from Bill Still
lass=”” >Both Prime Minister David Cameron, and Boris Johnson, his presumptive replacement yesterday tried to calm teetering financial markets across Europe – and, at the end of trading today succeeded.
The big three European stock markets close at 11:30 am Eastern time. All three posted substantial gains.
The German DAX was up 1.93%, the French CAC 40 was up 2.61% and the British FTSE 100 gained 2.64%. This was the first turnaround after the Brexit vote four days ago.
Although I have never liked Cameron in the past, he did display extemporary leadership on the floor of the British Parliament yesterday that members of the US Congress could take a lesson from.
Boris Johnson announced that Cameron’s “Project Fear” is over.
“It’s clear now that … there’s not going to be an emergency budget.
“People’s pensions are safe, the pound is stable, the markets are stable, I think that is all very good news.”
“This will bring not threats, but golden opportunities for this country – to pass laws and set taxes according to the needs of the UK.
“Yes, the Government will be able to take back democratic control of immigration policy, with a balanced and humane points-based system to suit the needs of business and industry.
“Yes, there will be a substantial sum of money that we will no longer send to Brussels, but which could be used on priorities like the NHS.
“Yes, we will be able to do free trade deals with the growth economies of the world in a way that is currently forbidden.”
Mr Johnson also reminded the Leave voters that there were 16 million who wanted the UK to remain:
“We who are part of this narrow majority must do everything we can to reassure the Remainers.
“We must reach out, we must heal, we must build bridges because it is clear that some have feelings of dismay, and of loss, and confusion. “
Nigel Farage, an MP to the European Parliament, who championed the Brexit vote for over a decade, now worries that Mr. Cameron and Mr. Johnson may be backsliding on the immigration crackdown.
On Saturday, it was reported in the Telegraph that Farage has been excluded from a cross-party committee which will negotiate Britain’s exit from the EU.
However, Farage, as head of the Independence Party at the European Parliament, will undoubtedly have plenty of clout in discussing terms for the British breakaway.

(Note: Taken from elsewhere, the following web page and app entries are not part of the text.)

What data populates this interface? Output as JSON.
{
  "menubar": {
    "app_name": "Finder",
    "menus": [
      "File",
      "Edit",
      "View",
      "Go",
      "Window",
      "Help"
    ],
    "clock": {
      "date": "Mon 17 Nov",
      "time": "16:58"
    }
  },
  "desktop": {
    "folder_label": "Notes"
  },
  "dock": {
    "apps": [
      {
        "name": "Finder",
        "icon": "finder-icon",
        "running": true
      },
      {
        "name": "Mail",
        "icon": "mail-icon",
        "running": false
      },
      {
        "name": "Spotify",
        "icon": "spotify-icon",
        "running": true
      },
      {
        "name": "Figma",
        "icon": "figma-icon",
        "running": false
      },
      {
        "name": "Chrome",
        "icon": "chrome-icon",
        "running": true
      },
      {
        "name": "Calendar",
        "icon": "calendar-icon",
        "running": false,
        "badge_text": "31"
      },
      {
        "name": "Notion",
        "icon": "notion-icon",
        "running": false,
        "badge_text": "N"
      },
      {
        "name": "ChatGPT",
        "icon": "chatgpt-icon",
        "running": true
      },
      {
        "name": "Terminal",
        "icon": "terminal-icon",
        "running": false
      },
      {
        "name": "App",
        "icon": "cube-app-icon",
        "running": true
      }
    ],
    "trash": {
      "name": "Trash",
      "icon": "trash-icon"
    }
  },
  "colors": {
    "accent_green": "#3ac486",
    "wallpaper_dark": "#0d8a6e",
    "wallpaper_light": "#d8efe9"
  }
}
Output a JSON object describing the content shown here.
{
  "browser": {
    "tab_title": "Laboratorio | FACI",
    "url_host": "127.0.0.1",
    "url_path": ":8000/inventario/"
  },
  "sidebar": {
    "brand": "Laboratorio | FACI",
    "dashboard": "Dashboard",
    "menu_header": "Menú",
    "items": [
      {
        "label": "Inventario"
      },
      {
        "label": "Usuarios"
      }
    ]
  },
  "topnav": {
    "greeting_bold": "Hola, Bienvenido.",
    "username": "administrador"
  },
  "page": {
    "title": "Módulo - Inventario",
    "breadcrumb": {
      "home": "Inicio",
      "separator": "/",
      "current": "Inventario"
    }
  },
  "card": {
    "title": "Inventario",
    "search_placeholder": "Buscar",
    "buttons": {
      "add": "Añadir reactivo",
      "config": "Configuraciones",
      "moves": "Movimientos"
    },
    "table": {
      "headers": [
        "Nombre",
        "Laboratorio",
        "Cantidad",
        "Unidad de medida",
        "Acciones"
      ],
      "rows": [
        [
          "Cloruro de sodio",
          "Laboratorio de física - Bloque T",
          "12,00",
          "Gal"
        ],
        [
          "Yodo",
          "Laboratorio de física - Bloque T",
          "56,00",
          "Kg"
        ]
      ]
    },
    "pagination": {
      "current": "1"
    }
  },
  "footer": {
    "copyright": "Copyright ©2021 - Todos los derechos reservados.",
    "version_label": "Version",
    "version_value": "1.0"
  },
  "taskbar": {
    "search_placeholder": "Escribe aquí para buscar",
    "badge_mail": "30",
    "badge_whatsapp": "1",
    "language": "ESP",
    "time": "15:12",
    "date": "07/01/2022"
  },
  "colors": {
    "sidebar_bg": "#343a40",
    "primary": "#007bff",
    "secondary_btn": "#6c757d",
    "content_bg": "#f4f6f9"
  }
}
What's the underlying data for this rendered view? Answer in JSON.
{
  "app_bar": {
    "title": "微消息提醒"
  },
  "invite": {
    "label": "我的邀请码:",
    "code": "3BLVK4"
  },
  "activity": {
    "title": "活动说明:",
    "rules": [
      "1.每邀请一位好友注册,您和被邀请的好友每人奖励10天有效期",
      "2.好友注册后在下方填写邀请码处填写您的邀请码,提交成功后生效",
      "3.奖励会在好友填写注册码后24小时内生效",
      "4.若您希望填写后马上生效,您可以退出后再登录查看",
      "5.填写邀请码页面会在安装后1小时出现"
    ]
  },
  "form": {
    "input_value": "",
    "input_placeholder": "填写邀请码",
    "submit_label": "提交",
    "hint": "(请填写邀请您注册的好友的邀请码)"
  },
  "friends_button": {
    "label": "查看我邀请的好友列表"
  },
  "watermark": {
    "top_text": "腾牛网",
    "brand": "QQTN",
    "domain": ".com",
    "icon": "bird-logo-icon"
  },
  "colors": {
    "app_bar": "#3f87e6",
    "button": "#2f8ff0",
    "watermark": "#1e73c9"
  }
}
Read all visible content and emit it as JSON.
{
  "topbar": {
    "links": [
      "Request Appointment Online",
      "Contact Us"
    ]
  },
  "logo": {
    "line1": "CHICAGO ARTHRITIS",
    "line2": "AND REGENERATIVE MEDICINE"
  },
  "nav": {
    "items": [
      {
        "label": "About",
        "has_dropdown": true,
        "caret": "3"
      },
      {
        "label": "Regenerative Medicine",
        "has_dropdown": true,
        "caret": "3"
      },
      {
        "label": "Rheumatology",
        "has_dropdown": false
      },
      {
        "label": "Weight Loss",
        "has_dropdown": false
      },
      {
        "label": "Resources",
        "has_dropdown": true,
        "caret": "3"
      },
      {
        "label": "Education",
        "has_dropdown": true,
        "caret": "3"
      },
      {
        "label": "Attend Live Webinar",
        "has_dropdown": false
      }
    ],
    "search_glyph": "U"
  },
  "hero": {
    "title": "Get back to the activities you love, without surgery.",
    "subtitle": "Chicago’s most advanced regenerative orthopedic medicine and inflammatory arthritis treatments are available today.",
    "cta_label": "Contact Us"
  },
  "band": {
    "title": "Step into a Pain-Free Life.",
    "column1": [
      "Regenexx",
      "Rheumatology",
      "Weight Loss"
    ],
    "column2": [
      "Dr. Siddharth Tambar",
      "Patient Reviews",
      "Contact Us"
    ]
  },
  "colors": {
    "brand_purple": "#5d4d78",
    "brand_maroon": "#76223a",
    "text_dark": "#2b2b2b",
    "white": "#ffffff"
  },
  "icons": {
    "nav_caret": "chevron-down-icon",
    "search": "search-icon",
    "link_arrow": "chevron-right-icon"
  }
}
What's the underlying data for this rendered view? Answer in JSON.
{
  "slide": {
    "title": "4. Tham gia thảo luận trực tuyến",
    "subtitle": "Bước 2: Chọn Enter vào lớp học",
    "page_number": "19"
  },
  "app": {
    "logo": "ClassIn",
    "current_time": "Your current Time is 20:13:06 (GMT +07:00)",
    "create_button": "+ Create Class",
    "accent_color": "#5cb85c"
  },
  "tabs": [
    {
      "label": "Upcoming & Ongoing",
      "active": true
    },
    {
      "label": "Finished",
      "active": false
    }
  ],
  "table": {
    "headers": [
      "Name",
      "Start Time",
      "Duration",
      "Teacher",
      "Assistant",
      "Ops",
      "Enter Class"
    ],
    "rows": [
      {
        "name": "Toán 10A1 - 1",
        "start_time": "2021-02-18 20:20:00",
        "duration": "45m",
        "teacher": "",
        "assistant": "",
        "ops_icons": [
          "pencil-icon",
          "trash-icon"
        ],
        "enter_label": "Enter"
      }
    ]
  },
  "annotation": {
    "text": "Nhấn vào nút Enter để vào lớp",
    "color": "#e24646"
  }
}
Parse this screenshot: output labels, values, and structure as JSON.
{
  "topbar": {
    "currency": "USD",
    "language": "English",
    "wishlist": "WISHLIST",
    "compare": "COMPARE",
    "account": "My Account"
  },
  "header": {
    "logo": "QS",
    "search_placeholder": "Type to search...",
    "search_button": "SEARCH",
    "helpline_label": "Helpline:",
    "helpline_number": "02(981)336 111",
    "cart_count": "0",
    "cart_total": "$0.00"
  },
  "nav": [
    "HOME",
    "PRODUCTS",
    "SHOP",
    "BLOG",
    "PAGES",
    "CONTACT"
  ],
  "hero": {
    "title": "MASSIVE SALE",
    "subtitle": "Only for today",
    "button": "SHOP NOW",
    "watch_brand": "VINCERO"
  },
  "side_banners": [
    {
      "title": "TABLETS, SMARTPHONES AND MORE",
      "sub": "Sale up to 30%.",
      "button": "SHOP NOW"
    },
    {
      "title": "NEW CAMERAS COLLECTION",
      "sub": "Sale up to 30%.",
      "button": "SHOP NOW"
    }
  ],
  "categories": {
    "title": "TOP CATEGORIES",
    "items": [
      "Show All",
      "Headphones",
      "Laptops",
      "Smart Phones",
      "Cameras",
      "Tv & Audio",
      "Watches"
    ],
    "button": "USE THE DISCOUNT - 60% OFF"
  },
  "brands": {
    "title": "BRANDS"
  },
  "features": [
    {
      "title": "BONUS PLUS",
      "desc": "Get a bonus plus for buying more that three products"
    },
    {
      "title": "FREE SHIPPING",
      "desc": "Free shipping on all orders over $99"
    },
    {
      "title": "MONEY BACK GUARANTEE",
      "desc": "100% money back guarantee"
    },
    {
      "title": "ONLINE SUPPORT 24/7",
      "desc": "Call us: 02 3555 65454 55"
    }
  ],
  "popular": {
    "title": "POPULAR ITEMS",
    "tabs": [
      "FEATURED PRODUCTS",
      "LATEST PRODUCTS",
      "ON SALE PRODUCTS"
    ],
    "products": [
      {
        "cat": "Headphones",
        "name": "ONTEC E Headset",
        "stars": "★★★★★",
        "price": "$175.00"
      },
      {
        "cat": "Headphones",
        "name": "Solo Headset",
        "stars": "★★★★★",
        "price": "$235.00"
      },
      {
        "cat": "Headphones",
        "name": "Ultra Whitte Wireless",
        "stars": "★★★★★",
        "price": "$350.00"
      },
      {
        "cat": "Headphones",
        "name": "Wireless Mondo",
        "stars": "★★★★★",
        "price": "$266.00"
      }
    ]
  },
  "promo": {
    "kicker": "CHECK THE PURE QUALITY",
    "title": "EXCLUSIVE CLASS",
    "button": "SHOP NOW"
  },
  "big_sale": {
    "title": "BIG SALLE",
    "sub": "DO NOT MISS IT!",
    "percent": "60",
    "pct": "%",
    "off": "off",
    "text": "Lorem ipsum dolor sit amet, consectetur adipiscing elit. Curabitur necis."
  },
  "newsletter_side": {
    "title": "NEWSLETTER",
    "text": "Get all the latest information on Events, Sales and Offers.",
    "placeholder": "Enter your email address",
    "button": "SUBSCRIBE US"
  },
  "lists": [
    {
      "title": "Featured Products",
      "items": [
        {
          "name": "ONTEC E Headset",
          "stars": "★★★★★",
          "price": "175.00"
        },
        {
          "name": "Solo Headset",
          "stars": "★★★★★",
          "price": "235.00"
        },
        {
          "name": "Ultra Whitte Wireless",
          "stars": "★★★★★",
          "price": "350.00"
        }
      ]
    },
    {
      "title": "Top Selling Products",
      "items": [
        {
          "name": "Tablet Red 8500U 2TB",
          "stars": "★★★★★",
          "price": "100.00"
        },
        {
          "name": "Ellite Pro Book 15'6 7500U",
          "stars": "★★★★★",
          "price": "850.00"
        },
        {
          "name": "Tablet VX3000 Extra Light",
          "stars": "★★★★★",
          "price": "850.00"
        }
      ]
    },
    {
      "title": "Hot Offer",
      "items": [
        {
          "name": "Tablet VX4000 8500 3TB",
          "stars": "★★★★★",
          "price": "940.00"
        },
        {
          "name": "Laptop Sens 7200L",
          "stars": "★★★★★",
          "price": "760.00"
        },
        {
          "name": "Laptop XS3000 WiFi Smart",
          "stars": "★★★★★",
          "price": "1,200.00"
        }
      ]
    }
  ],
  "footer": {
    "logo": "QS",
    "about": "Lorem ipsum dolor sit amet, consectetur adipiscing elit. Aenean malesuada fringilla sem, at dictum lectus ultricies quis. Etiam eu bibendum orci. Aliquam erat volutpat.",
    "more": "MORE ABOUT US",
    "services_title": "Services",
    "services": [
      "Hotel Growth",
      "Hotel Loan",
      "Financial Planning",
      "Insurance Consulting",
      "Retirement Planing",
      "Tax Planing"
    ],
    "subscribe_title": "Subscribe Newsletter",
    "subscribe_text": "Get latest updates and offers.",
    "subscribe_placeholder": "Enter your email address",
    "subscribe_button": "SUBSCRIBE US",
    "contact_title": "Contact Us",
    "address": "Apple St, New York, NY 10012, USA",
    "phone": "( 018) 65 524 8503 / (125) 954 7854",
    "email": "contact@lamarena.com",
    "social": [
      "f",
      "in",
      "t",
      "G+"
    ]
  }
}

Farage’s first speech before the European Parliament in Brussels was the first one with which I did not wholly agree. Although he made some great points and he was as articulate as ever, his attitude was a bit more abrasive then was called for and lacked a key quality of a good leader – graciousness in victory.
I’m Still reporting from Washington. Good day.